Eli Manning’s next start could be in Jacksonville
And so ends the Eli Manning era.
A shocking news release from the Giants at around 3:30 p.m. Tuesday announced that Manning won’t be their starting quarterback for the first time since 2004. At 2-9, second-year coach Ben McAdoo — who soon might be ex-coach Ben McAdoo — has decided Manning is no longer in the team’s plans and that Geno Smith will get a shot Sunday against the Raiders in Oakland.
The Giants also want to get a look at rookie quarterback Davis Webb, so he, too, will figure into the mix as the Giants lurch toward the finish line of a lost season.
Where does that leave Manning, other than feeling rightfully disappointed and demoralized after such a cold-hearted and clumsy way to end one of the most spectacular starting streaks in pro sports history? It leaves him no choice but to leave the only team for which he has played. That could mean retirement, but more likely it will mean he will agree to play elsewhere and find a team willing to trade for him.
And there is one team that will fit just perfectly.
Tom Coughlin’s team.
Coughlin, who was forced out two years ago after winning two Super Bowls with Manning, presides over the football operation in Jacksonville. He already has done fine work in reconstituting the Jaguars, with whom he began his NFL coaching career in 1995. The Jaguars are 7-4 and tied for first place in the AFC South, with a terrific defense and a formidable running game.
What they don’t have is a championship-caliber quarterback, which is why a Manning trade makes complete sense.
I asked Eli about this very scenario before the trade deadline last month, and he vigorously denied interest in playing anywhere else.
“I’ve not heard [the Jacksonville speculation], I’ve not felt it, not thinking about it,” he said. “I don’t want to play anywhere else. I love this team, love this organization, and I want to be here.”
Only now, it’s clear the Giants are thinking about Manning not being here. If they did, if they truly believed Manning was their answer moving forward, then they wouldn’t end his 210-game starting streak, second among quarterbacks only to Brett Favre.
But it’s clear now that McAdoo and general manager Jerry Reese — who also might be swept away in an offseason housecleaning — want to see what they have in Smith and Webb, the Giants’ third-round pick. There is also a very real possibility that the Giants will draft a quarterback next year, especially if they continue on the path toward a top-5 pick.
Coughlin was stunned at the Manning news when asked about it during an appearance on a Jacksonville radio station.
“Surprised is not the word,” Coughlin said. “My sentiments are totally with Eli Manning. I love the kid. He’s a class act, a two-time Super Bowl champion, one of the finest, most humble men in that locker room. . . . I was very upset about when I heard that.”

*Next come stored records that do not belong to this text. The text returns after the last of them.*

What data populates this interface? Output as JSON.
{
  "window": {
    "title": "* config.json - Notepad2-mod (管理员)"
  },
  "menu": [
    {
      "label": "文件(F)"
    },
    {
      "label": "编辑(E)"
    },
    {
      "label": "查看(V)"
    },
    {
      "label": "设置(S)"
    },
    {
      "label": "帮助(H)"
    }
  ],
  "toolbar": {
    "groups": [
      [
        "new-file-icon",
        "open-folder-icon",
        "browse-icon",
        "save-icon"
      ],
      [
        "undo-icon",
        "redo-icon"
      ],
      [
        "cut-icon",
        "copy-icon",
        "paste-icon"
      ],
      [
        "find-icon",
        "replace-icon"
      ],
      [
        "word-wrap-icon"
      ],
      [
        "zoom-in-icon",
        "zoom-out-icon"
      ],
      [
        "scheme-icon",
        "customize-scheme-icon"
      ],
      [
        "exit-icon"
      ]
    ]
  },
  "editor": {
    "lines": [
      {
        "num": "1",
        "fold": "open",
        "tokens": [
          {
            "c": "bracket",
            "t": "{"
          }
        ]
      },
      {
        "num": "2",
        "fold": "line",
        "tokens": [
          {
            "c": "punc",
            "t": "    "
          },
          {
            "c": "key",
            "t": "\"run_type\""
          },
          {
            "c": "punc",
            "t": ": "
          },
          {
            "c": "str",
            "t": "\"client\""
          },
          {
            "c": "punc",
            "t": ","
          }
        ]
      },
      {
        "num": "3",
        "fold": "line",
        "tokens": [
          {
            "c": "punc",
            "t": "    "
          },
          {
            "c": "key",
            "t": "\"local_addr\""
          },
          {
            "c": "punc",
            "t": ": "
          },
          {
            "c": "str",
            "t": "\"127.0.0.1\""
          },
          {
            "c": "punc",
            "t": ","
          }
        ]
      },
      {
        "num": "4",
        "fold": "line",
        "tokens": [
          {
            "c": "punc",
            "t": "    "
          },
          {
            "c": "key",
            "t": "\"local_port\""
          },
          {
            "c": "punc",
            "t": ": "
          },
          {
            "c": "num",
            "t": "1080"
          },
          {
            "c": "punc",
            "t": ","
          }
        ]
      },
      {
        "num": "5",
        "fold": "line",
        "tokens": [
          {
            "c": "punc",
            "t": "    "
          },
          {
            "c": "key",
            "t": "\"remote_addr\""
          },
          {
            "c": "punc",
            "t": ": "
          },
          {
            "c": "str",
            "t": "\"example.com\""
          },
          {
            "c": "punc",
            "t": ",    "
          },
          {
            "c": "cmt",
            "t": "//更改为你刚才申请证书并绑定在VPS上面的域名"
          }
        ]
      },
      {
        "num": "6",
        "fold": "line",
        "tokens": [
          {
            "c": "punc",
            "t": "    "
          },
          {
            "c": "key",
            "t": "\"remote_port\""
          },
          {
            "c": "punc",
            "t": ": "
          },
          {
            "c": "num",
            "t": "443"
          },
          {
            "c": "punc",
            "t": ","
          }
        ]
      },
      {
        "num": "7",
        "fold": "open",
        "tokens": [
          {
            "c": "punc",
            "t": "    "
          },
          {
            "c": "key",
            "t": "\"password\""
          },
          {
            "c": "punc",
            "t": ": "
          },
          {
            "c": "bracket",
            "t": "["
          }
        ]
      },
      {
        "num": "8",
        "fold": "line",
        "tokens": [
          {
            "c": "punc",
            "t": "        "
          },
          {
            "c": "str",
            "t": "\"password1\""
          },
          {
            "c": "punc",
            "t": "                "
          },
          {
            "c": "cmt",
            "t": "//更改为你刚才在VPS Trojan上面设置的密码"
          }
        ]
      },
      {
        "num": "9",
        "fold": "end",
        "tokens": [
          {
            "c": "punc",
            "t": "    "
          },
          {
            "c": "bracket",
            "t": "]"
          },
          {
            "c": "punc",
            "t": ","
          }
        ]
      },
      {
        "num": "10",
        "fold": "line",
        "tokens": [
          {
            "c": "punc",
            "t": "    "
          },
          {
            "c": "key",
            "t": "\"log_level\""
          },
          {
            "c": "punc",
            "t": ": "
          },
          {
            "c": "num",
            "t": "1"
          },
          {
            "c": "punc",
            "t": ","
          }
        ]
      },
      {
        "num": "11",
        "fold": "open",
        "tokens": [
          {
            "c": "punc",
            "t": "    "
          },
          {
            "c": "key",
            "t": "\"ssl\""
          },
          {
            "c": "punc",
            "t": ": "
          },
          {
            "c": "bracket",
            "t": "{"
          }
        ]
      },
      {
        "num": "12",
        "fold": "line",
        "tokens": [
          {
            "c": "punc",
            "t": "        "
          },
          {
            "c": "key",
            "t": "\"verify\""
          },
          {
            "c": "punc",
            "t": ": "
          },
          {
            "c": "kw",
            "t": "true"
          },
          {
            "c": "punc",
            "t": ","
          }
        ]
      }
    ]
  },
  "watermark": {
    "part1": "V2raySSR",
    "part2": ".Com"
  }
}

Manning sees the writing on the wall, just as his older brother Peyton did after the Colts released him because of neck problems that sidelined him for the 2011 season. Peyton signed a free-agent deal with the Broncos and enjoyed the perfect ending for an NFL career. He won Super Bowl 50 and then walked off into his NFL sunset. Eli now will have that opportunity, and if it doesn’t come in Jacksonville, it will come with some other contender if he so chooses.
There’s a chance, of course, that Manning will opt to retire; he turns 37 in January. But knowing how competitive he still is, the fire surely will keep burning, and if the right opportunity presents itself, he surely will consider it.
He knows now, however, that his days are almost surely at an end with the Giants. Unless they somehow decide between now and next season that they still want him — and that’s hard to fathom at this point — then it’s over.
No point in prolonging the inevitable. That’s why Manning turned down McAdoo’s offer to keep the starting streak intact, while also getting a look at Smith and Webb.
“Coach McAdoo told me I could continue to start while Geno and Davis are given an opportunity to play,” Manning said. “My feeling is that if you are going to play the other guys, play them. Starting just to keep the streak going and knowing you won’t finish the game and have a chance to win it is pointless to me, and it tarnishes the streak. Like I always have, I will be ready to play if and when I am needed. I will help Geno and Davis prepare to play as well as they possibly can.”
What a sad and awkward way to go out for a player who likely will end up in the Hall of Fame. Then again, maybe Manning had a feeling something like this might happen. After all, his demeanor after the Giants’ Thanksgiving night loss to the Redskins was one we’d never seen from him in all his years with the Giants.
He looked and sounded defeated.
Less than a week later, after seeing the only team he’s ever played for ready to move on without him, he accepted the inevitable.
It’s over with the Giants.
It doesn’t have to be over in the NFL, though. Not with his old coach needing a quarterback in Jacksonville.